[[ RECORDS FOR THE EXERCISE, beginning ]]

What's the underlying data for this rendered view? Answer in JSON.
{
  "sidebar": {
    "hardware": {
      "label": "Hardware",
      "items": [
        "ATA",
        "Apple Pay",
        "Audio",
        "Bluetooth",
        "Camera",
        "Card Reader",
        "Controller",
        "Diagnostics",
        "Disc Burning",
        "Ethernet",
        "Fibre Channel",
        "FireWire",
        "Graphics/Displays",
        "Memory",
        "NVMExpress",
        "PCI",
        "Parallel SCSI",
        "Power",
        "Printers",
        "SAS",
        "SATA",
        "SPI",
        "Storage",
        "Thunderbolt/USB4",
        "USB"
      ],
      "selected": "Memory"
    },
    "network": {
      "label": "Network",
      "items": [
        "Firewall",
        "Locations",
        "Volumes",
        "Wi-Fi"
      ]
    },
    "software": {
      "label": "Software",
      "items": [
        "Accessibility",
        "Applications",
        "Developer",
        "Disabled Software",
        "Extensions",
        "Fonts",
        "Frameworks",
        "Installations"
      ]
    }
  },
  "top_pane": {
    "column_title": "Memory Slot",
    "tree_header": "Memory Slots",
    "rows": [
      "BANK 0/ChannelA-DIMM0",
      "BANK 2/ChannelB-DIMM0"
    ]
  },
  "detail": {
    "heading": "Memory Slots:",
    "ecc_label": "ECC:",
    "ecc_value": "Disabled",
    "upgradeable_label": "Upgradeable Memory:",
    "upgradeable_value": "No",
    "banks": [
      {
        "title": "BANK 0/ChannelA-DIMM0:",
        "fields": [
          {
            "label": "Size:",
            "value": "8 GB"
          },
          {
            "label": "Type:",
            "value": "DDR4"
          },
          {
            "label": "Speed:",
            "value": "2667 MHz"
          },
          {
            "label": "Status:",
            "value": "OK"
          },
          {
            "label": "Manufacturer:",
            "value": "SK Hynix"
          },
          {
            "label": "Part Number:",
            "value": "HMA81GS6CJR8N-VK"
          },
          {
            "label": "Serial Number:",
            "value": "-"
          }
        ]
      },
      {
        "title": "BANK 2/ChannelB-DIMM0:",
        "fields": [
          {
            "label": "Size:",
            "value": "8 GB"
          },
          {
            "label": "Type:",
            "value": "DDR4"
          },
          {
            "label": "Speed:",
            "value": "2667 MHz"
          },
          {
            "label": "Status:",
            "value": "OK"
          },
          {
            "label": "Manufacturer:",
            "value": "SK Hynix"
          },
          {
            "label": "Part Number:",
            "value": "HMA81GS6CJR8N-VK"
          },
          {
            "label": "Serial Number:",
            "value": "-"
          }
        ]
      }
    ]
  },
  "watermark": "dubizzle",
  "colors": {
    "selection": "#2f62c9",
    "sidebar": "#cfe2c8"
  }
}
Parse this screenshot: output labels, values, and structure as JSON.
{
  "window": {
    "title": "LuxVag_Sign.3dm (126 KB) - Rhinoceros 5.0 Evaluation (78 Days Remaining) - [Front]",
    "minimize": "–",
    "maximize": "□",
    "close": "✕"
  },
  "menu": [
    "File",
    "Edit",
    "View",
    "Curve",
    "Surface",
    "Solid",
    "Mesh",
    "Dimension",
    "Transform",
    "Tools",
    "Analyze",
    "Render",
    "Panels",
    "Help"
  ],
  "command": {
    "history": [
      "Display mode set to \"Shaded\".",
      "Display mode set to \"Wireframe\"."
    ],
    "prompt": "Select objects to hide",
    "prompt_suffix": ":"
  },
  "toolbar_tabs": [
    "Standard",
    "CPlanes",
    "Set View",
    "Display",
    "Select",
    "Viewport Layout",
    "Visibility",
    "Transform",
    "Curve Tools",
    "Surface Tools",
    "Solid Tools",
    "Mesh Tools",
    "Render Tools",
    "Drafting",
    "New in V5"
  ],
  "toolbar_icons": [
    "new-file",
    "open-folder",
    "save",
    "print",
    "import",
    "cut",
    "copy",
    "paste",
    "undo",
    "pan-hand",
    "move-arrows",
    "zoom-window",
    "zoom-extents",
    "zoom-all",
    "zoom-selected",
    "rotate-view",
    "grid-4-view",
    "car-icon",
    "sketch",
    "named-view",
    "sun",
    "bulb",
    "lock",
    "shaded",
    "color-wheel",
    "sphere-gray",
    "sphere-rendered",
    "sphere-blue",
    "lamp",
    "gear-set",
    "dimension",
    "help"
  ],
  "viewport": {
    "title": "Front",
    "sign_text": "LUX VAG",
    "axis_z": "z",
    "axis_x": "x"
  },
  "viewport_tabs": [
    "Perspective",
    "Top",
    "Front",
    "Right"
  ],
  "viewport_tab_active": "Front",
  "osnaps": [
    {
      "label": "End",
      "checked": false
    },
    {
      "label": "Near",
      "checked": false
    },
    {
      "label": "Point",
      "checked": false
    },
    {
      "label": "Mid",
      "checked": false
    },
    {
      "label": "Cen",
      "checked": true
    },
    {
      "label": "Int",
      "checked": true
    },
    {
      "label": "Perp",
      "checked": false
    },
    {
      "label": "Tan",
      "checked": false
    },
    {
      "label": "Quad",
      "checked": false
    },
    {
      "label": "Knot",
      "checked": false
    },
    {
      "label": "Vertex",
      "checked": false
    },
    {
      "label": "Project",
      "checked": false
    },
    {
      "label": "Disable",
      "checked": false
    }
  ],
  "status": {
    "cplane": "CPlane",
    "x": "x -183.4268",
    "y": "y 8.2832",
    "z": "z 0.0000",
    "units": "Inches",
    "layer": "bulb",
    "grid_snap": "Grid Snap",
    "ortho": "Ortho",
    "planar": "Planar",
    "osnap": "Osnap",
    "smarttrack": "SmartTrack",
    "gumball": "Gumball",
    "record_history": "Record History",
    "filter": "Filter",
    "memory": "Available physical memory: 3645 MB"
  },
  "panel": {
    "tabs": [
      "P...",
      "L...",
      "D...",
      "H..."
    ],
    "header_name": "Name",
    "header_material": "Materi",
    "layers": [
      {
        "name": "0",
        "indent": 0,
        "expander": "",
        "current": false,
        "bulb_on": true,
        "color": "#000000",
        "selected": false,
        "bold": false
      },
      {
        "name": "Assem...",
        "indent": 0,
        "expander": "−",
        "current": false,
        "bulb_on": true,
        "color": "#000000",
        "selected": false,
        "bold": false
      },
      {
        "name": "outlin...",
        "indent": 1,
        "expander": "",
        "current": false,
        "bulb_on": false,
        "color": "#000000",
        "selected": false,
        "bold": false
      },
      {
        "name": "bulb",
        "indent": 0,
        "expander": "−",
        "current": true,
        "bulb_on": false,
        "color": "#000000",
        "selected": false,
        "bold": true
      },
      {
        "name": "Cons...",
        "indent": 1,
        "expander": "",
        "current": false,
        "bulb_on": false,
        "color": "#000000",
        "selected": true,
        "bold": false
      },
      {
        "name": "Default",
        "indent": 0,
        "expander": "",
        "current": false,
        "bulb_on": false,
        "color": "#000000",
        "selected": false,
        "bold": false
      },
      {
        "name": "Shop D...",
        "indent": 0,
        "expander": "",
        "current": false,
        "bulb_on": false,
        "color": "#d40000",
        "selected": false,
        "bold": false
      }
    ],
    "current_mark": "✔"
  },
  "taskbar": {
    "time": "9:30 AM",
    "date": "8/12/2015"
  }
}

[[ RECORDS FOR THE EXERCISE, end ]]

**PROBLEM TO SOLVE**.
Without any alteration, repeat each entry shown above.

**RESPONSE TO THIS EXERCISE**.
What's the underlying data for this rendered view? Answer in JSON.
{
  "sidebar": {
    "hardware": {
      "label": "Hardware",
      "items": [
        "ATA",
        "Apple Pay",
        "Audio",
        "Bluetooth",
        "Camera",
        "Card Reader",
        "Controller",
        "Diagnostics",
        "Disc Burning",
        "Ethernet",
        "Fibre Channel",
        "FireWire",
        "Graphics/Displays",
        "Memory",
        "NVMExpress",
        "PCI",
        "Parallel SCSI",
        "Power",
        "Printers",
        "SAS",
        "SATA",
        "SPI",
        "Storage",
        "Thunderbolt/USB4",
        "USB"
      ],
      "selected": "Memory"
    },
    "network": {
      "label": "Network",
      "items": [
        "Firewall",
        "Locations",
        "Volumes",
        "Wi-Fi"
      ]
    },
    "software": {
      "label": "Software",
      "items": [
        "Accessibility",
        "Applications",
        "Developer",
        "Disabled Software",
        "Extensions",
        "Fonts",
        "Frameworks",
        "Installations"
      ]
    }
  },
  "top_pane": {
    "column_title": "Memory Slot",
    "tree_header": "Memory Slots",
    "rows": [
      "BANK 0/ChannelA-DIMM0",
      "BANK 2/ChannelB-DIMM0"
    ]
  },
  "detail": {
    "heading": "Memory Slots:",
    "ecc_label": "ECC:",
    "ecc_value": "Disabled",
    "upgradeable_label": "Upgradeable Memory:",
    "upgradeable_value": "No",
    "banks": [
      {
        "title": "BANK 0/ChannelA-DIMM0:",
        "fields": [
          {
            "label": "Size:",
            "value": "8 GB"
          },
          {
            "label": "Type:",
            "value": "DDR4"
          },
          {
            "label": "Speed:",
            "value": "2667 MHz"
          },
          {
            "label": "Status:",
            "value": "OK"
          },
          {
            "label": "Manufacturer:",
            "value": "SK Hynix"
          },
          {
            "label": "Part Number:",
            "value": "HMA81GS6CJR8N-VK"
          },
          {
            "label": "Serial Number:",
            "value": "-"
          }
        ]
      },
      {
        "title": "BANK 2/ChannelB-DIMM0:",
        "fields": [
          {
            "label": "Size:",
            "value": "8 GB"
          },
          {
            "label": "Type:",
            "value": "DDR4"
          },
          {
            "label": "Speed:",
            "value": "2667 MHz"
          },
          {
            "label": "Status:",
            "value": "OK"
          },
          {
            "label": "Manufacturer:",
            "value": "SK Hynix"
          },
          {
            "label": "Part Number:",
            "value": "HMA81GS6CJR8N-VK"
          },
          {
            "label": "Serial Number:",
            "value": "-"
          }
        ]
      }
    ]
  },
  "watermark": "dubizzle",
  "colors": {
    "selection": "#2f62c9",
    "sidebar": "#cfe2c8"
  }
}
Parse this screenshot: output labels, values, and structure as JSON.
{
  "window": {
    "title": "LuxVag_Sign.3dm (126 KB) - Rhinoceros 5.0 Evaluation (78 Days Remaining) - [Front]",
    "minimize": "–",
    "maximize": "□",
    "close": "✕"
  },
  "menu": [
    "File",
    "Edit",
    "View",
    "Curve",
    "Surface",
    "Solid",
    "Mesh",
    "Dimension",
    "Transform",
    "Tools",
    "Analyze",
    "Render",
    "Panels",
    "Help"
  ],
  "command": {
    "history": [
      "Display mode set to \"Shaded\".",
      "Display mode set to \"Wireframe\"."
    ],
    "prompt": "Select objects to hide",
    "prompt_suffix": ":"
  },
  "toolbar_tabs": [
    "Standard",
    "CPlanes",
    "Set View",
    "Display",
    "Select",
    "Viewport Layout",
    "Visibility",
    "Transform",
    "Curve Tools",
    "Surface Tools",
    "Solid Tools",
    "Mesh Tools",
    "Render Tools",
    "Drafting",
    "New in V5"
  ],
  "toolbar_icons": [
    "new-file",
    "open-folder",
    "save",
    "print",
    "import",
    "cut",
    "copy",
    "paste",
    "undo",
    "pan-hand",
    "move-arrows",
    "zoom-window",
    "zoom-extents",
    "zoom-all",
    "zoom-selected",
    "rotate-view",
    "grid-4-view",
    "car-icon",
    "sketch",
    "named-view",
    "sun",
    "bulb",
    "lock",
    "shaded",
    "color-wheel",
    "sphere-gray",
    "sphere-rendered",
    "sphere-blue",
    "lamp",
    "gear-set",
    "dimension",
    "help"
  ],
  "viewport": {
    "title": "Front",
    "sign_text": "LUX VAG",
    "axis_z": "z",
    "axis_x": "x"
  },
  "viewport_tabs": [
    "Perspective",
    "Top",
    "Front",
    "Right"
  ],
  "viewport_tab_active": "Front",
  "osnaps": [
    {
      "label": "End",
      "checked": false
    },
    {
      "label": "Near",
      "checked": false
    },
    {
      "label": "Point",
      "checked": false
    },
    {
      "label": "Mid",
      "checked": false
    },
    {
      "label": "Cen",
      "checked": true
    },
    {
      "label": "Int",
      "checked": true
    },
    {
      "label": "Perp",
      "checked": false
    },
    {
      "label": "Tan",
      "checked": false
    },
    {
      "label": "Quad",
      "checked": false
    },
    {
      "label": "Knot",
      "checked": false
    },
    {
      "label": "Vertex",
      "checked": false
    },
    {
      "label": "Project",
      "checked": false
    },
    {
      "label": "Disable",
      "checked": false
    }
  ],
  "status": {
    "cplane": "CPlane",
    "x": "x -183.4268",
    "y": "y 8.2832",
    "z": "z 0.0000",
    "units": "Inches",
    "layer": "bulb",
    "grid_snap": "Grid Snap",
    "ortho": "Ortho",
    "planar": "Planar",
    "osnap": "Osnap",
    "smarttrack": "SmartTrack",
    "gumball": "Gumball",
    "record_history": "Record History",
    "filter": "Filter",
    "memory": "Available physical memory: 3645 MB"
  },
  "panel": {
    "tabs": [
      "P...",
      "L...",
      "D...",
      "H..."
    ],
    "header_name": "Name",
    "header_material": "Materi",
    "layers": [
      {
        "name": "0",
        "indent": 0,
        "expander": "",
        "current": false,
        "bulb_on": true,
        "color": "#000000",
        "selected": false,
        "bold": false
      },
      {
        "name": "Assem...",
        "indent": 0,
        "expander": "−",
        "current": false,
        "bulb_on": true,
        "color": "#000000",
        "selected": false,
        "bold": false
      },
      {
        "name": "outlin...",
        "indent": 1,
        "expander": "",
        "current": false,
        "bulb_on": false,
        "color": "#000000",
        "selected": false,
        "bold": false
      },
      {
        "name": "bulb",
        "indent": 0,
        "expander": "−",
        "current": true,
        "bulb_on": false,
        "color": "#000000",
        "selected": false,
        "bold": true
      },
      {
        "name": "Cons...",
        "indent": 1,
        "expander": "",
        "current": false,
        "bulb_on": false,
        "color": "#000000",
        "selected": true,
        "bold": false
      },
      {
        "name": "Default",
        "indent": 0,
        "expander": "",
        "current": false,
        "bulb_on": false,
        "color": "#000000",
        "selected": false,
        "bold": false
      },
      {
        "name": "Shop D...",
        "indent": 0,
        "expander": "",
        "current": false,
        "bulb_on": false,
        "color": "#d40000",
        "selected": false,
        "bold": false
      }
    ],
    "current_mark": "✔"
  },
  "taskbar": {
    "time": "9:30 AM",
    "date": "8/12/2015"
  }
}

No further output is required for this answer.